The History of London Fashion Week

As a website and blog all about eyewear, we like to keep up-to-date with the latest fashion trends, and that means always thinking ahead to NEXT season’s line up, after all, who would want to be seen wearing last year’s sunglasses?  😉

This week is London Fashion Week, so with the help of our latest guest writer, we thought we’d take a look at the event, it’s brief history and what it has become today.

How London Fashion Week Became the Show it is Today

London is considered one of the “Big Four” fashion week sites, along with Milan, New York and Paris. London Fashion Week celebrates its 26th year in 2011; from its origins in 1984, this show has been a “must do” event for fashionistas and designers from around the world.


The first London Fashion Week event was produced in 1984, and featured a diverse group of designers, including David Fielden, Ghost and John Galliano. The week featured catwalk shows and fashion industry booths and events, and was produced by the British Fashion Council.

Early Years:

  • Designer Katherine Hammet becomes the first to receive the newly minted Designer of the Year Award, offered in 1984 by the British Fashion Council.
  • In 1985 the British government agrees to sponsor London Fashion Week and British designers, thanks to prompting by the editor of the UK version of Vogue and a select group of established. designers.
  • In 1989, supermodel Kate Moss heads down the catwalk for the first time at the age of 15; her first appearance is at a Galliano show during London Fashion Week.
  • The Princess of Wales, Diana, attends the British Fashion Awards and shows for the first time in 1990; her attendance brings worldwide attention to the British fashion industry.


  • London Fashion Week changes venues several times, ending up in the National History Museum. The show adds more exhibition space and press space during this time as well.
  • In 1993, the British Fashion Council reaches out to educate and give recognition to new and upcoming designers by offering the opportunity to show during Fashion Week. Designer Alexander McQueen is one of the first to participate in the program, which will continue to encourage and include new designers and labels each year.
  • Like many fashion-related businesses and events worldwide, London Fashion Weeks suffers setbacks in the early-1990s, thanks to an overall recession.
  • Many fashion houses and designers are criticized in the mid-1990s for using near-anorexic models to showcase couture. Several initiatives and funds designed to promote healthy body image are founded in response by the late 1990s, including the Model Health Enquiry.
  • Some of Britain’s most fashion forward designers are lured from London Fashion Week to larger shows in Paris, New York and Milan. It will take almost a decade for London Fashion Week to rebound from this defection.

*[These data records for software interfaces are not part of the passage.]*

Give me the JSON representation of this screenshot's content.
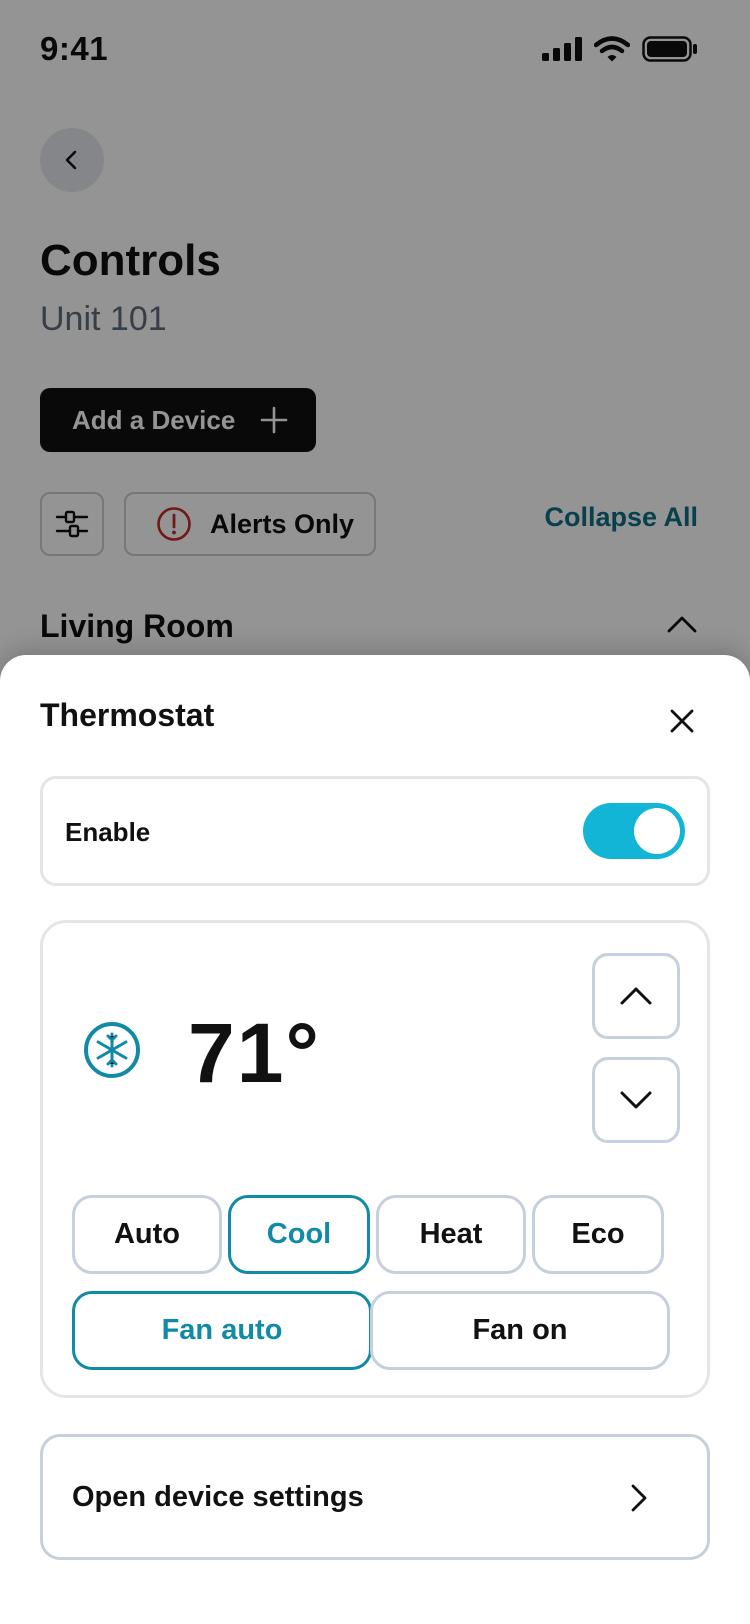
{
  "status_bar": {
    "time": "9:41"
  },
  "page": {
    "title": "Controls",
    "subtitle": "Unit 101",
    "add_device_label": "Add a Device",
    "alerts_label": "Alerts Only",
    "collapse_all_label": "Collapse All",
    "section_title": "Living Room"
  },
  "sheet": {
    "title": "Thermostat",
    "enable_label": "Enable",
    "enabled": true,
    "temperature": "71°",
    "modes": [
      "Auto",
      "Cool",
      "Heat",
      "Eco"
    ],
    "selected_mode": "Cool",
    "fan_modes": [
      "Fan auto",
      "Fan on"
    ],
    "selected_fan_mode": "Fan auto",
    "settings_label": "Open device settings"
  },
  "colors": {
    "accent": "#118aa8",
    "toggle_on": "#13b5d6",
    "link": "#0e6f86",
    "alert": "#c62828"
  },
  "icons": {
    "back": "chevron-left-icon",
    "add": "plus-icon",
    "filter": "sliders-icon",
    "alert": "alert-circle-icon",
    "collapse": "chevron-up-icon",
    "close": "close-icon",
    "mode": "snowflake-icon",
    "increase": "chevron-up-icon",
    "decrease": "chevron-down-icon",
    "settings": "chevron-right-icon"
  }
}
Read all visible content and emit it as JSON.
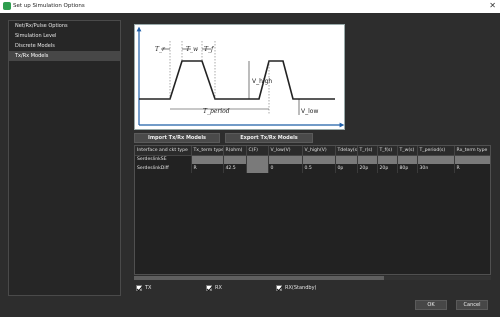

  • In 2009, the British Fashion Council moves a revitalized London Fashion Week to its current venue in Somerset House.
  • By 2010, London Fashion Week was responsible for almost £ 100 million in orders, including garments, shoes, handbags and accessories like sunglasses and eyeglasses.
  • The current day London Fashion Week has grown exponentially to include 68 “official” catwalk shows and numerous unofficial offsite events as well. London Fashion Week currently draws in excess of 5,000 industry visitors per year, including designers, students, press and buyers.
  • In 2010, London Fashion Week became the first major fashion event to fully embrace the Internet; the entire weeks’ worth of catwalk shows are broadcast to a worldwide audience over the web.


Steven Elias is a writer from Dallas, TX and currently runs a site on wedding photographers in Dallas TX.


SelectSpecs can be found on facebook, twitter, Google+ and all the popular social channels.

One thought on “The History of London Fashion Week

Leave a Reply

Your email address will not be published. Required fields are marked *

This site uses Akismet to reduce spam. Learn how your comment data is processed.